In a painstaking judgment handed down yesterday morning, Marcus Smith J held that in the event that the United Kingdom does leave the European Union, as it is set to do on 29 March, this action does not operate to frustrate a lease entered into by the European Medicines Agency (EMA).

The EMA is an agency of the European Union, and holds a 25-year lease in Canary Wharf, which was granted in 2014. After the referendum in June 2016, the EMA decided that, under European law, it had to move its headquarters to a location still within the European Union. It found alternative premises in Holland, and sought a declaration from the court that it would be relieved of its tenancy obligations under the doctrine of frustration.

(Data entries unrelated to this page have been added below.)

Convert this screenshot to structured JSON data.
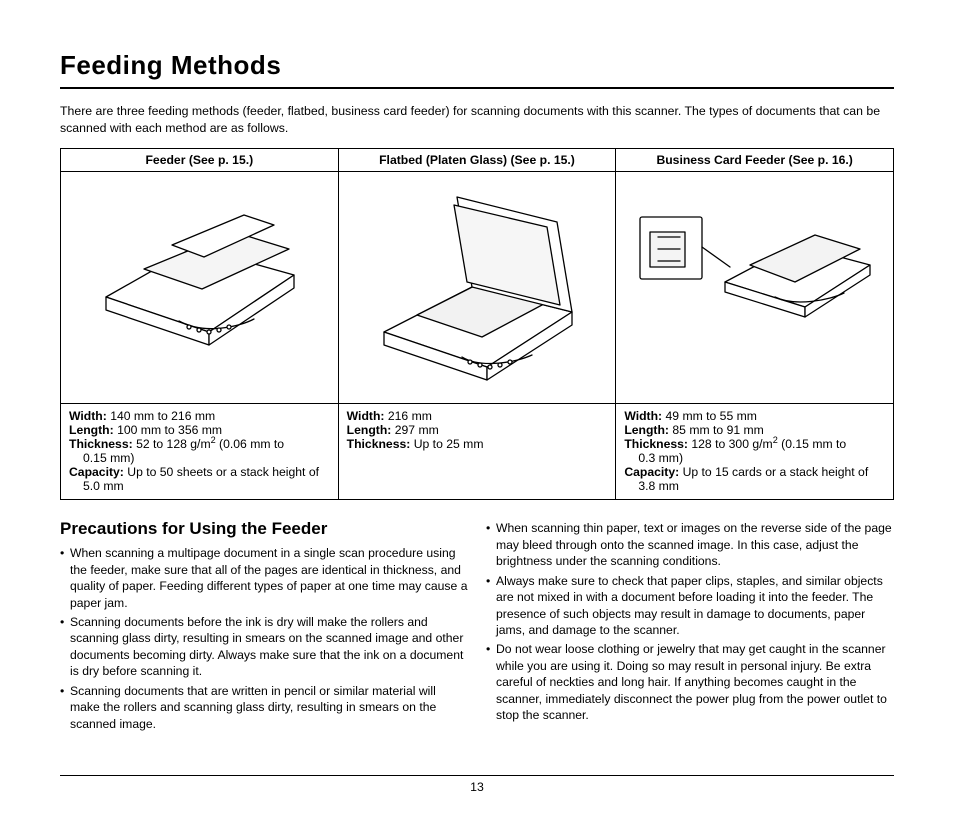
{
  "page": {
    "title": "Feeding Methods",
    "intro": "There are three feeding methods (feeder, flatbed, business card feeder) for scanning documents with this scanner. The types of documents that can be scanned with each method are as follows.",
    "page_number": "13"
  },
  "table": {
    "headers": [
      "Feeder (See p. 15.)",
      "Flatbed (Platen Glass) (See p. 15.)",
      "Business Card Feeder (See p. 16.)"
    ],
    "specs": [
      {
        "width_label": "Width:",
        "width": "140 mm to 216 mm",
        "length_label": "Length:",
        "length": "100 mm to 356 mm",
        "thickness_label": "Thickness:",
        "thickness_a": "52 to 128 g/m",
        "thickness_b": " (0.06 mm to",
        "thickness_c": "0.15 mm)",
        "capacity_label": "Capacity:",
        "capacity_a": "Up to 50 sheets or a stack height of",
        "capacity_b": "5.0 mm"
      },
      {
        "width_label": "Width:",
        "width": "216 mm",
        "length_label": "Length:",
        "length": "297 mm",
        "thickness_label": "Thickness:",
        "thickness_a": "Up to 25 mm"
      },
      {
        "width_label": "Width:",
        "width": "49 mm to 55 mm",
        "length_label": "Length:",
        "length": "85 mm to 91 mm",
        "thickness_label": "Thickness:",
        "thickness_a": "128 to 300 g/m",
        "thickness_b": " (0.15 mm to",
        "thickness_c": "0.3 mm)",
        "capacity_label": "Capacity:",
        "capacity_a": "Up to 15 cards or a stack height of",
        "capacity_b": "3.8 mm"
      }
    ]
  },
  "precautions": {
    "heading": "Precautions for Using the Feeder",
    "left": [
      "When scanning a multipage document in a single scan procedure using the feeder, make sure that all of the pages are identical in thickness, and quality of paper. Feeding different types of paper at one time may cause a paper jam.",
      "Scanning documents before the ink is dry will make the rollers and scanning glass dirty, resulting in smears on the scanned image and other documents becoming dirty. Always make sure that the ink on a document is dry before scanning it.",
      "Scanning documents that are written in pencil or similar material will make the rollers and scanning glass dirty, resulting in smears on the scanned image."
    ],
    "right": [
      "When scanning thin paper, text or images on the reverse side of the page may bleed through onto the scanned image. In this case, adjust the brightness under the scanning conditions.",
      "Always make sure to check that paper clips, staples, and similar objects are not mixed in with a document before loading it into the feeder. The presence of such objects may result in damage to documents, paper jams, and damage to the scanner.",
      "Do not wear loose clothing or jewelry that may get caught in the scanner while you are using it. Doing so may result in personal injury. Be extra careful of neckties and long hair. If anything becomes caught in the scanner, immediately disconnect the power plug from the power outlet to stop the scanner."
    ]
  }
}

The doctrine of frustration, where contracts can be set aside if an unforeseen event either renders contractual obligations impossible, or radically changes a party’s principal purpose for entering into the contract, can apply in relation to leases. Case law, however, suggests that only something as extreme as the physical destruction of the subject matter of the lease will do. The courts have given examples, such as the upper floors of a block of flats being destroyed or the loss of a building to the sea.

A central plank of the EMA’s case was that, under European law, it was not allowed to sublet its premises. The judge rejected this argument for reasons that are beyond the scope of this blog, and concluded that subletting was not outside its powers. However, he then went on to hold that in any event the situation was not so unexpected that the lease could be held to have been frustrated. Indeed, he pointed out that the landlord had made elaborate provision in the lease to protect its position should the EMA wish to assign or sublet its lease.

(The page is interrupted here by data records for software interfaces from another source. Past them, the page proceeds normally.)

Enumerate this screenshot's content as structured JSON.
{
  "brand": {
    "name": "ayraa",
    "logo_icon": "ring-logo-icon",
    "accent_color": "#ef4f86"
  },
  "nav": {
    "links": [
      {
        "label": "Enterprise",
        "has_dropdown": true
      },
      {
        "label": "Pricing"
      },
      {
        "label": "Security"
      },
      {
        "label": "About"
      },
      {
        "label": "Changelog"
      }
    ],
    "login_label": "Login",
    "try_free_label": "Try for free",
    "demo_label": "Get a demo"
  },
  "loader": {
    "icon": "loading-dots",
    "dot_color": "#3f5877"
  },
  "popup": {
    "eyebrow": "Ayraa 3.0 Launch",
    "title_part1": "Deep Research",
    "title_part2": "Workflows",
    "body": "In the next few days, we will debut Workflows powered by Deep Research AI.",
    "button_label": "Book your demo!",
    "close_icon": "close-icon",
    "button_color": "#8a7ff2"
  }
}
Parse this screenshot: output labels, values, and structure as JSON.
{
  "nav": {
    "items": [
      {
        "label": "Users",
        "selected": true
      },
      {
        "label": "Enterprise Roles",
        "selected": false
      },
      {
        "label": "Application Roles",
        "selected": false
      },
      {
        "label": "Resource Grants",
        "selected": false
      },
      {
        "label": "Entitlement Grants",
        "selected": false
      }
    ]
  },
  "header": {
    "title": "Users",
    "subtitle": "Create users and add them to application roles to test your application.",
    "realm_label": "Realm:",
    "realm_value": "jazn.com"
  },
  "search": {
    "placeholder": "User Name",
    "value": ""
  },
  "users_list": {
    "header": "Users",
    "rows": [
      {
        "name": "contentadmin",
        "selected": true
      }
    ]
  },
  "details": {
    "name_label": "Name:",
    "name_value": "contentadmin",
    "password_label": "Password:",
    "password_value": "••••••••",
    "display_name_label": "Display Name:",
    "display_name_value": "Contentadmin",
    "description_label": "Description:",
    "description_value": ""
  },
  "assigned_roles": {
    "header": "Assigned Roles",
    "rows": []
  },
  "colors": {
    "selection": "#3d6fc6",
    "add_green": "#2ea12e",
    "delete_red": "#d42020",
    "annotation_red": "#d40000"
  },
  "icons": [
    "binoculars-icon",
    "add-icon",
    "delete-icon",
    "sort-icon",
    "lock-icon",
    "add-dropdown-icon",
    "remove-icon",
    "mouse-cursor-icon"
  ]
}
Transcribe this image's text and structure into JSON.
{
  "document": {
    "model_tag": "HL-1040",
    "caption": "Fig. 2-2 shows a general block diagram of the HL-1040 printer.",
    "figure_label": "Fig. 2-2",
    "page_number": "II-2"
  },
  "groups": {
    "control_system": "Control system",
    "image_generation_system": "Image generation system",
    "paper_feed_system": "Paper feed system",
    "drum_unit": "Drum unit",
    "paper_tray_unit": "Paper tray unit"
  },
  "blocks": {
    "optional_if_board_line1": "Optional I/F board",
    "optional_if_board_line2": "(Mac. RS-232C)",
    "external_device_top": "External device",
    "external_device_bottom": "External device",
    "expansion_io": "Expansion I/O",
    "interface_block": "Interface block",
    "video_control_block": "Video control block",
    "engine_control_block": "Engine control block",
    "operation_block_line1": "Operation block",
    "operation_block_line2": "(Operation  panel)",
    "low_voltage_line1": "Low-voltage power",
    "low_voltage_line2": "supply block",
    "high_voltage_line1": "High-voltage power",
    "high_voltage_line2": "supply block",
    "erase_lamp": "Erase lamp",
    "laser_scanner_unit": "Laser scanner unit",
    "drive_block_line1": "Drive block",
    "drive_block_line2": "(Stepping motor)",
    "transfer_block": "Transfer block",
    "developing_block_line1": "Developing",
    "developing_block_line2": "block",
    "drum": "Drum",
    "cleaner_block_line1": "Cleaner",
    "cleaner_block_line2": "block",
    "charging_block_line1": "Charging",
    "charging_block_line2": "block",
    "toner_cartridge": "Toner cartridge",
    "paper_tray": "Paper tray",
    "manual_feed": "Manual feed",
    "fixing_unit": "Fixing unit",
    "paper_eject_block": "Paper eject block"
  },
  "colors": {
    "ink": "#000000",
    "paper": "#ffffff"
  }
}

This ruling will be a relief for landlords, who otherwise feared that any tenant badly affected by Brexit would be able to argue that their lease was frustrated. However, this is unlikely to be the end of the matter for the EMA given its particular circumstances. It remains to be seen whether the EMA will apply to the European Court of Justice for a declaration under European law on the EMA’s power to sublet, or whether it will seek leave to appeal to a higher court. However, the scope of the doctrine of frustration is unlikely to be extended to cover substantial political events, such as Brexit.